Reply 14, posted (4 months 2 weeks 4 days 23 hours ago) and read 53479 times:
From the earlier thread:
"NTSB investigators are not amateurs and neither is the Wall Street Journal. "
I seriously doubt the NTSB is leading this investigation from the US side. They are probably involved as they would have the technical knowledge to know what to do with stuff like ACARS data. But the WSJ left very little doubt that this is a counter-terrorism investigation that's going on in the US. And why wouldn't it be at this point? The Malaysians are leading the SAR (for now), there's no actual crash to investigate (I mean, not one that's been found)... all there really is to do from the US side is make sure no one's going to get hit over the head with an airplane.
I doubt it was the NTSB that gave this info to the WSJ. The NTSB doesn't typically leak stuff to the press. Other US government agencies are known to do that, however, both intentionally and not. (But I'm guessing this was the former.)
[Edited 2014-03-12 23:13:17]
I'm tired of being a wanna-be league bowler. I wanna be a league bowler!
AR385 From Mexico, joined Nov 2003, 6138 posts, RR: 30
Reply 17, posted (4 months 2 weeks 4 days 23 hours ago) and read 52912 times:
Quoting CO777DAL (Reply 13): Some of you guys are great at making maps. Can someone make a map with a radius from the last know point showing how far this plane could have flown if it did fly 5 hours more. That would help a lot of us visualize up to where this plane could have gone.
If heading West, it could be India, Bangladesh, Pakistan, Sri Lanka or the Maldives. If on its current heading at point of contact loss, somewhere in China.

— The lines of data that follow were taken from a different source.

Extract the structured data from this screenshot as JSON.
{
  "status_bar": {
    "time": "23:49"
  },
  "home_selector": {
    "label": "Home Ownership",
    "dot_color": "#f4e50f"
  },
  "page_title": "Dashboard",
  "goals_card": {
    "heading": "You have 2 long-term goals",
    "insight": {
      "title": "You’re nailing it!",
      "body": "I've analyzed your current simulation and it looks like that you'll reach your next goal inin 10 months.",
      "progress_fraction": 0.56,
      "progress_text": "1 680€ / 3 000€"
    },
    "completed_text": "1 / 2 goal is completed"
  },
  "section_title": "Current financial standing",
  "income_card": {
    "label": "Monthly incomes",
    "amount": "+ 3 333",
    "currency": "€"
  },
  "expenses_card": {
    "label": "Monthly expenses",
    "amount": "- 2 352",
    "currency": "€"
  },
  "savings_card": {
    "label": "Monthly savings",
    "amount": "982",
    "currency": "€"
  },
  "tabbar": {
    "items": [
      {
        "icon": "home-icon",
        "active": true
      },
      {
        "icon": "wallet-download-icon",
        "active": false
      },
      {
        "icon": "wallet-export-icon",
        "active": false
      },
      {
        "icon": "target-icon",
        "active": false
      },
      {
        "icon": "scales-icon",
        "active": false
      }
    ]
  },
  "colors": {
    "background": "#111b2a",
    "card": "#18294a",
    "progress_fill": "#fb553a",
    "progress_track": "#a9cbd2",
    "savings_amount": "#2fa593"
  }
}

I know we do not know for sure and that we are all just guessing at this point in time, but I highly doubt the captain would hijack the plane or allow it to be hijacked. He was experienced and had been with the airline since the 1980s.
Quoting nm2582 (Reply 11): What conditions have to be met for "end of flight" to be triggered and this summary set? If we're talking about a controlled proper engine shutdown, then things are about to get super, super interesting...
Very true. Could it also have been that it sent the summary when the engines turned off because of a crash, so more of a mechanical or forced shutdown rather than a proper shutdown?
Also, have the authorities been able to verify the report of the New Zealand oil ridge worker or are people blowing that off at this point? Do we know when there will be verification or further investigation into what the Chinese satellite saw?
sipadan From United States of America, joined Mar 2014, 319 posts, RR: 0
Reply 22, posted (4 months 2 weeks 4 days 23 hours ago) and read 52027 times:
If WSJ reporting is accurate, and data interpretation is conclusive and bears out that the plane was aloft for another 4 hours, the only possibility is that the plane was commandeered by either crew or "terrorists". What is MOST PROBABLE, and what I've heard is now driving the main vein of the investigation, is the Captain acting alone. There has been some speculation, in "reputable" circles, that the pilot of MH370 was afflicted by a type of delusional personalty disorder. Particularly a propensity towards grandiosity and ego-inflation, which may have been catalysts to an event such as is now unfolding. Again, this is very preliminary, perfunctory speculation but IS THE line of logic currently driving the investigation. As for the status of a/c and passengers, officials are being very cautious about releasing any pertinent information as the situation is "very fluid" and "dynamic" and of a "sensitive" nature. I will post more when I have more info.